In this case though, this function has module-level access (“internal”). Why does it still need to be fully typed? Because it has a block body which can have complex control flow and type inference could easily confuse the reader (and hinder maintainability).

val increasing = Fiber(SuspendableCallable(@Suspendable {


What’s happening here? We’re passing a Suspendable-annotated lambda instead of a full blown object expression (which is more pleasant than Java’s anonymous classes anyway), similarly to what we’d do with Java 8 lambdas.

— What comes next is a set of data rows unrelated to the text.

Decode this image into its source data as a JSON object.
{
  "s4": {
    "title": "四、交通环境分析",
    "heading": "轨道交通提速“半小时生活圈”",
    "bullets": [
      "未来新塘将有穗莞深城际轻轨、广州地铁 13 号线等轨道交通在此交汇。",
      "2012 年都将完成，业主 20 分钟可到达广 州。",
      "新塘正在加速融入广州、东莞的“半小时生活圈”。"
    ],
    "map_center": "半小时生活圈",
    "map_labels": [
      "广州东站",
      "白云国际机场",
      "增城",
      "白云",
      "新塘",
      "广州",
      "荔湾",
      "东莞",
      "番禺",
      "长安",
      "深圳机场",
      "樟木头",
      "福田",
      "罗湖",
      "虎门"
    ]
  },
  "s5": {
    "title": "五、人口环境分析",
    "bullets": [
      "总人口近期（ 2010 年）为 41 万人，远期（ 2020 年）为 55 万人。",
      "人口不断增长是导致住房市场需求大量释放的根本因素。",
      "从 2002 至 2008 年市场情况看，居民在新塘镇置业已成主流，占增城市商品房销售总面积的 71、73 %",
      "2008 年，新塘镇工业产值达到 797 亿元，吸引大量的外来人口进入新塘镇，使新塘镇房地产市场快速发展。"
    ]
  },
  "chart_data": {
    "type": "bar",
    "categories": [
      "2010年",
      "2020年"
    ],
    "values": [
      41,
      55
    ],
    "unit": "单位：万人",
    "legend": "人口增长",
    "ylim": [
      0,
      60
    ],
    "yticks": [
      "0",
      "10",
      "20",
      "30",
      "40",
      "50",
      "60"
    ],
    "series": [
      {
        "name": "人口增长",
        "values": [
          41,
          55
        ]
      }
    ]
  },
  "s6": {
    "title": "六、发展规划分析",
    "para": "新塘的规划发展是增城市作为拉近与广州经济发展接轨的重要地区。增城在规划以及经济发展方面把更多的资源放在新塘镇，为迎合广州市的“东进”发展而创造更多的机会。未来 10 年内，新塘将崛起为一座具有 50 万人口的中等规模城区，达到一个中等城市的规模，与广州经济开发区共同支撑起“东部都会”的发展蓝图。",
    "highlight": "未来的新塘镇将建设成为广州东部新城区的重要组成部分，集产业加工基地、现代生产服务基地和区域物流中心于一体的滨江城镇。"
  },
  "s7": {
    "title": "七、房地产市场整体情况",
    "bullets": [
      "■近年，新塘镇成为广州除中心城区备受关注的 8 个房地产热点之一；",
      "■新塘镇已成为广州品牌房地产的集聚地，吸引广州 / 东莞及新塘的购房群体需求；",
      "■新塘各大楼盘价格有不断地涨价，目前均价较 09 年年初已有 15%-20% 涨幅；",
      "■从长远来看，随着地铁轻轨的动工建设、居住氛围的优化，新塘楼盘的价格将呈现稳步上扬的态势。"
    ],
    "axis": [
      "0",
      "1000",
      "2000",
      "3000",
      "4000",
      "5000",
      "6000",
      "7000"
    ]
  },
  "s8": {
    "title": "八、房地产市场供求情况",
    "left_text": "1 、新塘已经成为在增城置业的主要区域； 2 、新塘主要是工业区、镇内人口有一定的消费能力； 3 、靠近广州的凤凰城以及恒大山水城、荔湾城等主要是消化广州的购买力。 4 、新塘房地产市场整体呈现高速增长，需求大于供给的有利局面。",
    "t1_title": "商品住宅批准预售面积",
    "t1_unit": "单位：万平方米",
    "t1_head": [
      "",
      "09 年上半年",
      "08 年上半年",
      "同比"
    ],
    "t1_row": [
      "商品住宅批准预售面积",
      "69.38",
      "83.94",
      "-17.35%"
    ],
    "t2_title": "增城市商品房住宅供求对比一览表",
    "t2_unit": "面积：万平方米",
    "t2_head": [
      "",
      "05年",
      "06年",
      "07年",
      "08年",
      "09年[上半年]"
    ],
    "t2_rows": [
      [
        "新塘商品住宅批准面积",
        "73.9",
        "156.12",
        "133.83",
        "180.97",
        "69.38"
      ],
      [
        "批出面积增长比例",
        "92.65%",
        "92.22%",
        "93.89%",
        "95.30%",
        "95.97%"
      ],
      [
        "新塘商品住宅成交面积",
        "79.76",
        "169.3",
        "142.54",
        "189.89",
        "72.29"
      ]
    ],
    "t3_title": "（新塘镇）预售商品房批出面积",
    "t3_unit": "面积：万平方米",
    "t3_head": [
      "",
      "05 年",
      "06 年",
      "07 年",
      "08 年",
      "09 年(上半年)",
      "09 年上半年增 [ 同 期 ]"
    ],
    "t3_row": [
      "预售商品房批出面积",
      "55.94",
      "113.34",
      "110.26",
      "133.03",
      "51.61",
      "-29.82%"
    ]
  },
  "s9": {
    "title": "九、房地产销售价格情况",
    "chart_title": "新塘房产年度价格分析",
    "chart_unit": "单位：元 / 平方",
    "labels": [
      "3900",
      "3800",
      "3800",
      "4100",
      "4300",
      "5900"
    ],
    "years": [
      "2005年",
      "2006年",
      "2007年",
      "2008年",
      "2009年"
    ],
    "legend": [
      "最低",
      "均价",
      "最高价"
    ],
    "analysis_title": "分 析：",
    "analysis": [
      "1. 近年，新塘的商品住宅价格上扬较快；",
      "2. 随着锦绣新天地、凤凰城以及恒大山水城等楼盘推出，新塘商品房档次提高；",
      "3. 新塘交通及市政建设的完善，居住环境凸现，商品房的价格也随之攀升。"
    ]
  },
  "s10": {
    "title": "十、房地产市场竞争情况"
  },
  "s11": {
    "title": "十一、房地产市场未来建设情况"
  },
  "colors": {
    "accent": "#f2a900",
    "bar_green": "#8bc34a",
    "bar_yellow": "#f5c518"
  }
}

The SuspendableCallable constructor helps Kotlin’s type inference engine to interoperate with Java functional interfaces (this will be simplified very soon so that there’ll be no need to explicitly mention SuspendableCallable). Finally we don’t need to declare actual type parameters for Fiber (no ugly diamonds either, sorry for people that like them) and of course not even for the increasing local.

var curr: Int?


Since we know that the value of the curr mutable local value will come from Java, we know it could become null (and at some point it actually needs to, in order to represent a closed Quasar channel). We’re telling Kotlin that in advance, so that it won’t emit fail-fast runtime checks that will trigger an exception when curr gets assigned a null value.

By contrast no type declaration is needed by the curr mutable local in the increasing fiber, because it will be inferred to be Int and since it will be managed completely within Kotlin code, the compiler will check statically that it will never become null:

var curr = 0 // Int


## What else is there?

Kotlin has loads of other advanced and convenient features that make it a pleasure to use not just with Quasar but in every occasion:

1. If you need bigger tuples it’s probably an hint that you’d better give them a more specific name for readability’s sake.

2. Kotlin actors are always untyped because typed actors are useful only in very simple cases, like short-lived transient actors, but not so much in more complex situations.

3. when supports type maching, value matching against arbitrary expressions and range matching; see control flow.

4. The timeout overload is inline protected fun receive(timeout: Long, unit: TimeUnit?, proc: (Any) -> Any?) and it is non-blocking if the timeout is 0.

5. This is possible only with inline lambdas.

6. This is likely to become only a warning in the future.